The systems have very different conceptual designs. In twitter anyone can send 140 Unicode characters to everyone on the system. Anyone can see everything (except private time lines) if they chose to. In Elements, what one sees is principally determined by relationships (who you follow and who follows you) and what you have liked in the past. Visually, what happens can be represented by these two diagrams:


In twitter, one’s actions cannot influence how the system interacts with you: what messages you can see or the order you see them is constant. This is represented by the circle and the arrow directions not crossing over. In Elements, what one does (following people, having followers, liking an item, or casting an item) influences how the system interacts with them — what pictures end up in their queue and what order they appear. This is represented by the figure eight and the arrows crossing over.

Each person has a queue of items they will be shown which is influenced by their relationships. Actions of people who one follows will effect what one sees more than the actions of their followers.

The concept behind Elements was inspired by the attitude of the Japanese tea ceremony, the concept of ichi-go, ichi-e (“one-time, one-meeting” commonly: “one chance in a lifetime”). There is only one time to inspire and one chance present a gift. Each of these gifts can be elements inspiring great things.

How Elements Came Into Being

Elements was inspired by the lack of methodologies to manage, harness, and inspire creativity. Hideshi says there are three distinct stages to the creation of an information/knowledge worker’s (read: creative’s) product: Collecting Disparate Elements of Inspiration/Information, Organizing and Pruning those Elements, and Creating the Final Deliverable. Here’s how it looks visually:
Elements fits into the picture on the far left at the beginning of conceptualization. One could say it is a product to fill the need for tools to begin managing creativity.

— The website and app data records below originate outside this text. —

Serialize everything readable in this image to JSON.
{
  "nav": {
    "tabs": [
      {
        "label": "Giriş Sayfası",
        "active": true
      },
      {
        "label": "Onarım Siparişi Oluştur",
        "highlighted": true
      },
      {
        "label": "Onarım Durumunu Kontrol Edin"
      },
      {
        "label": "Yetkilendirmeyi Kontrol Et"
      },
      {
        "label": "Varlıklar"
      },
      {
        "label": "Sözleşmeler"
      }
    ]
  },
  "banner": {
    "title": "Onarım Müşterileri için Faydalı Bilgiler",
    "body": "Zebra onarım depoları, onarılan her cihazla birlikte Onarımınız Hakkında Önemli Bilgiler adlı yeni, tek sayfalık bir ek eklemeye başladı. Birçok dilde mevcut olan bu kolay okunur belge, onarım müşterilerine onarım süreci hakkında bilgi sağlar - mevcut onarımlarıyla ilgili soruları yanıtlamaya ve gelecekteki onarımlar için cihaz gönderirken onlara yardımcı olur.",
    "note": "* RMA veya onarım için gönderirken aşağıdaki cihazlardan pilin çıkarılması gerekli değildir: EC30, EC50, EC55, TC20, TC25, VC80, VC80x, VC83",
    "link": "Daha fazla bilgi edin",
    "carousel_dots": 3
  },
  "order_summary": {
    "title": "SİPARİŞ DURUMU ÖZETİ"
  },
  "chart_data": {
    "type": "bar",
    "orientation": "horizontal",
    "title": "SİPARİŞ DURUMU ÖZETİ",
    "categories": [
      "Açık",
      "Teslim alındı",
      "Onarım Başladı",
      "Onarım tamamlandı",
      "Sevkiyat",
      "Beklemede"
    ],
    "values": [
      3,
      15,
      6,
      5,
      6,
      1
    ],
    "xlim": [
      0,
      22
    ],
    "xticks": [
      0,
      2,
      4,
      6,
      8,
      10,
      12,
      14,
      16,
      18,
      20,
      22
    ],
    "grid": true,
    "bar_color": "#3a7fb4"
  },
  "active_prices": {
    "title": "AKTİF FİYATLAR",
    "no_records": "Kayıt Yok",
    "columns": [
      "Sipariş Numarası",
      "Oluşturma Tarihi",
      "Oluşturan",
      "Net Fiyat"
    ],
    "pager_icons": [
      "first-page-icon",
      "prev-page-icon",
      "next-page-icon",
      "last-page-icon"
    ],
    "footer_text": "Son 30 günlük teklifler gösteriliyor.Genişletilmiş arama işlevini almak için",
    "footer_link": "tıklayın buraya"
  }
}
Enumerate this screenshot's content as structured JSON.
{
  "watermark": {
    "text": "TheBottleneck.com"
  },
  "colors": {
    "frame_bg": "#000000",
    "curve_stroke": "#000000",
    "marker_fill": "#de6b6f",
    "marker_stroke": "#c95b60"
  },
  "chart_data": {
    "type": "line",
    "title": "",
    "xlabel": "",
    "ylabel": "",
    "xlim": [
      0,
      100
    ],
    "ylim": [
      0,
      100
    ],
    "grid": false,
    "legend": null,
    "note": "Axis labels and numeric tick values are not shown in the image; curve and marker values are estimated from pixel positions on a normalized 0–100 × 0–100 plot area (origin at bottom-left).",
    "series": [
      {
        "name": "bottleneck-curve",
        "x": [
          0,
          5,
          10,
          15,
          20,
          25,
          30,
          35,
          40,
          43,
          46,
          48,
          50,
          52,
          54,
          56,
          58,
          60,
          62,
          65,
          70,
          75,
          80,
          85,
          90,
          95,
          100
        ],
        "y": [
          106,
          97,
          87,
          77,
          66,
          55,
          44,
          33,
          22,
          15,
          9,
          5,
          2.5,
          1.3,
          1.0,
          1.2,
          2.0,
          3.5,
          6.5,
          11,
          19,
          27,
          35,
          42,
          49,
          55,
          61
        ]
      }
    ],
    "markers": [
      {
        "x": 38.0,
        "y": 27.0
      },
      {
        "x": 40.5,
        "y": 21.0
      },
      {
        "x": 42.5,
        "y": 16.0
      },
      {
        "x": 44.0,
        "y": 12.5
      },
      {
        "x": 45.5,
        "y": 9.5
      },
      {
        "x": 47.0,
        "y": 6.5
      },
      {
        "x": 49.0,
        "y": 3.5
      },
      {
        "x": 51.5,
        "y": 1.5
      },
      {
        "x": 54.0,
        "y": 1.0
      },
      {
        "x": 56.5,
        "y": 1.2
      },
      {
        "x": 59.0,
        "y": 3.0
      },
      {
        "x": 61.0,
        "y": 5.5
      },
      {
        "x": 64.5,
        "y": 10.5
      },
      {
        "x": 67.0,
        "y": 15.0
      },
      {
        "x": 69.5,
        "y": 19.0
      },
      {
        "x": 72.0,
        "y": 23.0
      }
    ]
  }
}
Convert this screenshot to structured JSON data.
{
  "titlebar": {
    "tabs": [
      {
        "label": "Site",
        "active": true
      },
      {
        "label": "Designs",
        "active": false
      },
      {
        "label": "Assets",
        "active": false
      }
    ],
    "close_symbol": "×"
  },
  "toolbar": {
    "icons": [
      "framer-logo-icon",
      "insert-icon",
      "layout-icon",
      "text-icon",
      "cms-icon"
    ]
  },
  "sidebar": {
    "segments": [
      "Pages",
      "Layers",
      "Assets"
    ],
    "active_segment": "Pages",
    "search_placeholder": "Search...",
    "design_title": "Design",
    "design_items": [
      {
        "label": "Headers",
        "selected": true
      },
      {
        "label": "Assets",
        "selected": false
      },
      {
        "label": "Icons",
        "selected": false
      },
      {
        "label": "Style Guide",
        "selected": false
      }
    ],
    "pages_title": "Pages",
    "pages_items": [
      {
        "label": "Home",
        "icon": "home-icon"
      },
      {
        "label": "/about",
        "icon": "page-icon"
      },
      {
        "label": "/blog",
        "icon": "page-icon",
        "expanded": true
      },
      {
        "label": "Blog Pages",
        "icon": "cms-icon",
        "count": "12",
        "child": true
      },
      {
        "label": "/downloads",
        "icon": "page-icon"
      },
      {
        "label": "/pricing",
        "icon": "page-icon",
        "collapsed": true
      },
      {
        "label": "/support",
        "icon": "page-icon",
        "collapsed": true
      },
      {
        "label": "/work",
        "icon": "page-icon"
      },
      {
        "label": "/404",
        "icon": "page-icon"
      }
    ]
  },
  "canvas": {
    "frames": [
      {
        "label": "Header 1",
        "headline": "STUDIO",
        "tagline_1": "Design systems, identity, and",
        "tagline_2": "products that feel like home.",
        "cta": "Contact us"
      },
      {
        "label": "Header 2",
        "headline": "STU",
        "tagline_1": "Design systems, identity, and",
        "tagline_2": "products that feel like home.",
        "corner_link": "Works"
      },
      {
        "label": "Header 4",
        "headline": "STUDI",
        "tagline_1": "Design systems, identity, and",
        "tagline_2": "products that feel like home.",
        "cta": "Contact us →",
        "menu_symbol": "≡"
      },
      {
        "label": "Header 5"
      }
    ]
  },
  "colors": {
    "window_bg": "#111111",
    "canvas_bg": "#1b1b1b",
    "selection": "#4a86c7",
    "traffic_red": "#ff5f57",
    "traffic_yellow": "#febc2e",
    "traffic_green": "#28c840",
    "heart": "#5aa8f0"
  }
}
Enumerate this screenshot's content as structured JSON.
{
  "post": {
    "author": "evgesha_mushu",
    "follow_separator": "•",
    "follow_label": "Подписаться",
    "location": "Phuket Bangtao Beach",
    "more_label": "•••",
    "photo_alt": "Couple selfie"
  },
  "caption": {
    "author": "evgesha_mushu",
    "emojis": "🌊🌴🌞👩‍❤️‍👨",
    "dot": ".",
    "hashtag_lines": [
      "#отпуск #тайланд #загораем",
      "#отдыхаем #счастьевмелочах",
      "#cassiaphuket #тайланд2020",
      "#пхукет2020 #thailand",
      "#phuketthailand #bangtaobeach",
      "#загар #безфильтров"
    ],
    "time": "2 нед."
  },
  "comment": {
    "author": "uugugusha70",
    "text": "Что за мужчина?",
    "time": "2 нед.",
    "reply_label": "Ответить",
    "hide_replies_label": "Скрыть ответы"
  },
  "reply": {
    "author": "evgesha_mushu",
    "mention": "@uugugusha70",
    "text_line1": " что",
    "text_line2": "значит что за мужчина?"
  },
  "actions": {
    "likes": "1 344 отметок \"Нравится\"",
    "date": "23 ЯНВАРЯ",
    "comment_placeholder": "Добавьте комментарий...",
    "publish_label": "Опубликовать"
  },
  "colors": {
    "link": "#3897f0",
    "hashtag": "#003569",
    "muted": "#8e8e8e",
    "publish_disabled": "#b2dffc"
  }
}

Typically, companies focus on bringing things to market more than they focus on creating ideas. In fact, the relative amounts of resources put into different parts of the creative cycle looks like this:
On the other side, when it comes to possibilities and creative license — or technically, degrees of freedom — the curve is just the opposite:
The upper diagram shows why companies seem to come up with unoriginal and non-paradigm shifting ideas. It’s not that they can’t afford the potential risk involved, it’s the undesirability to allocate resources for a creative process that they don’t know how to manage. Elements is the first step in managing the inspirational aspect. It may eventually become feasible for companies to manage the creative process in a resourceful manner.